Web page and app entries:
-*-*-

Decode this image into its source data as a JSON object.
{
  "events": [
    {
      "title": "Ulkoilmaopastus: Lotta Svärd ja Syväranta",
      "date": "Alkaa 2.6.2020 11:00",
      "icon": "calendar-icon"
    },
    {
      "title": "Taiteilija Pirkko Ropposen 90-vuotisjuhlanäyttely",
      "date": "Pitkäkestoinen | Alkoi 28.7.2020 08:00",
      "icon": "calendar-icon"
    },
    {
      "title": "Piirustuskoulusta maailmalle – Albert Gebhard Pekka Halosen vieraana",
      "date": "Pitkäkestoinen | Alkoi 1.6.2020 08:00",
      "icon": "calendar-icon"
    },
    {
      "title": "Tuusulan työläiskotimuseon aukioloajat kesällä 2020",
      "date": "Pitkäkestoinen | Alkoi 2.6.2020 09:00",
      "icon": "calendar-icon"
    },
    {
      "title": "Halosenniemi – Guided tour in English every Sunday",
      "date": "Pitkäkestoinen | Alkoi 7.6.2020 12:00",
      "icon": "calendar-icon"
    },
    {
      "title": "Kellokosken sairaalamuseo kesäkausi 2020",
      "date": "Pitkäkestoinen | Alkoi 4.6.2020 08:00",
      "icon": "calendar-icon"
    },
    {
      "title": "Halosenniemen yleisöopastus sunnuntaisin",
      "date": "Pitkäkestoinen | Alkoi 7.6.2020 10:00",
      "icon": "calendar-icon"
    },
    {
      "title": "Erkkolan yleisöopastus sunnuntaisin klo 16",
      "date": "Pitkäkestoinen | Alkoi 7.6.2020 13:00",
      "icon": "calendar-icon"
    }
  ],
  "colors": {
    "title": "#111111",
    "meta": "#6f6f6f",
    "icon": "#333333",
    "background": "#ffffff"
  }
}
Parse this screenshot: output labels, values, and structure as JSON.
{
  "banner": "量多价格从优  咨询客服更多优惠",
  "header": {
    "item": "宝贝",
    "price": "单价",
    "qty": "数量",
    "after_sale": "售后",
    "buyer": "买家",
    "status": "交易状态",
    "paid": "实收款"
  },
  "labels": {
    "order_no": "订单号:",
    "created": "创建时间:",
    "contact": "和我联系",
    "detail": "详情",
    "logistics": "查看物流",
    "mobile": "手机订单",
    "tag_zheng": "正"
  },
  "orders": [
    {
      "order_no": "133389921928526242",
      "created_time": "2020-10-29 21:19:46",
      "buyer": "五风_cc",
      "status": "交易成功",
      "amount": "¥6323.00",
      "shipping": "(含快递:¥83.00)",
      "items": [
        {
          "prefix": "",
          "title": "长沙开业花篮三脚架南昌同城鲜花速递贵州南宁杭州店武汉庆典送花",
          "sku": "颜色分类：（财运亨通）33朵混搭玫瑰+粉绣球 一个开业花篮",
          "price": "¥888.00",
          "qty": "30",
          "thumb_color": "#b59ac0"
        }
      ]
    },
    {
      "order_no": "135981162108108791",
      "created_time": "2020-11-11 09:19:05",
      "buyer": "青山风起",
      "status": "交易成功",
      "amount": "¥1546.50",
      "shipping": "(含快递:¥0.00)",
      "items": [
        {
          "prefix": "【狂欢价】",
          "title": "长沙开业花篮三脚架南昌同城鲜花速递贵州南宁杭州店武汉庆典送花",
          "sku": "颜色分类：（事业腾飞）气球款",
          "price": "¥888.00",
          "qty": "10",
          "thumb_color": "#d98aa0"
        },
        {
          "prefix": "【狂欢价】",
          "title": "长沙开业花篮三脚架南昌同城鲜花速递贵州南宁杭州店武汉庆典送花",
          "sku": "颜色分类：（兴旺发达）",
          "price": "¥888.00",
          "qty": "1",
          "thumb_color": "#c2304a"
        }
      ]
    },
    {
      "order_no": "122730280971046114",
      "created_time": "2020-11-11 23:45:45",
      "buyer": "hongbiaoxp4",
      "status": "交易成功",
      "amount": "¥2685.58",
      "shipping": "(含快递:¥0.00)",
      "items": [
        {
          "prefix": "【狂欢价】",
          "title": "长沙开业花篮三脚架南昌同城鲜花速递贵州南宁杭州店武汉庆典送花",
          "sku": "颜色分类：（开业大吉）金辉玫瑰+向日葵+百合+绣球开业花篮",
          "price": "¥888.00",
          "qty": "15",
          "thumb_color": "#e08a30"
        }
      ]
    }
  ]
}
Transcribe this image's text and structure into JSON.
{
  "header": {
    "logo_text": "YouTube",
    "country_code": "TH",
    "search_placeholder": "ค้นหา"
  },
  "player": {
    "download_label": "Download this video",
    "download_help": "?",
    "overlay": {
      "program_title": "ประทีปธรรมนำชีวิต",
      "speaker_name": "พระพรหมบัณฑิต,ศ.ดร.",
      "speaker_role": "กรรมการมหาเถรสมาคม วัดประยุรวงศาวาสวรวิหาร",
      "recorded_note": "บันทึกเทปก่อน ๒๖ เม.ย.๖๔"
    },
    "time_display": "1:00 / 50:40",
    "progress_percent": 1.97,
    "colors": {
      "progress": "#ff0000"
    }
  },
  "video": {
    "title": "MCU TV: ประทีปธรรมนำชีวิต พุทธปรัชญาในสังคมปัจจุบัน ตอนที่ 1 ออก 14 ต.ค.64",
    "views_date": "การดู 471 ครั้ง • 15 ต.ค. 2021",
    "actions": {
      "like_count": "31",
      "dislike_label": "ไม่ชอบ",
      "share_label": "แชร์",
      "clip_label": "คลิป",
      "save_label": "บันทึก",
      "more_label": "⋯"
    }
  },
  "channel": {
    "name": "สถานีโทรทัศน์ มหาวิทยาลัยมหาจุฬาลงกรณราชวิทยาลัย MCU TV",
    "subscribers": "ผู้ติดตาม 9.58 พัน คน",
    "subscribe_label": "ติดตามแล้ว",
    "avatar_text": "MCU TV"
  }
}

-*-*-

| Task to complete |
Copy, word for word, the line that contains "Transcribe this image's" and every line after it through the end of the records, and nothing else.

| Output for this task |
Transcribe this image's text and structure into JSON.
{
  "header": {
    "logo_text": "YouTube",
    "country_code": "TH",
    "search_placeholder": "ค้นหา"
  },
  "player": {
    "download_label": "Download this video",
    "download_help": "?",
    "overlay": {
      "program_title": "ประทีปธรรมนำชีวิต",
      "speaker_name": "พระพรหมบัณฑิต,ศ.ดร.",
      "speaker_role": "กรรมการมหาเถรสมาคม วัดประยุรวงศาวาสวรวิหาร",
      "recorded_note": "บันทึกเทปก่อน ๒๖ เม.ย.๖๔"
    },
    "time_display": "1:00 / 50:40",
    "progress_percent": 1.97,
    "colors": {
      "progress": "#ff0000"
    }
  },
  "video": {
    "title": "MCU TV: ประทีปธรรมนำชีวิต พุทธปรัชญาในสังคมปัจจุบัน ตอนที่ 1 ออก 14 ต.ค.64",
    "views_date": "การดู 471 ครั้ง • 15 ต.ค. 2021",
    "actions": {
      "like_count": "31",
      "dislike_label": "ไม่ชอบ",
      "share_label": "แชร์",
      "clip_label": "คลิป",
      "save_label": "บันทึก",
      "more_label": "⋯"
    }
  },
  "channel": {
    "name": "สถานีโทรทัศน์ มหาวิทยาลัยมหาจุฬาลงกรณราชวิทยาลัย MCU TV",
    "subscribers": "ผู้ติดตาม 9.58 พัน คน",
    "subscribe_label": "ติดตามแล้ว",
    "avatar_text": "MCU TV"
  }
}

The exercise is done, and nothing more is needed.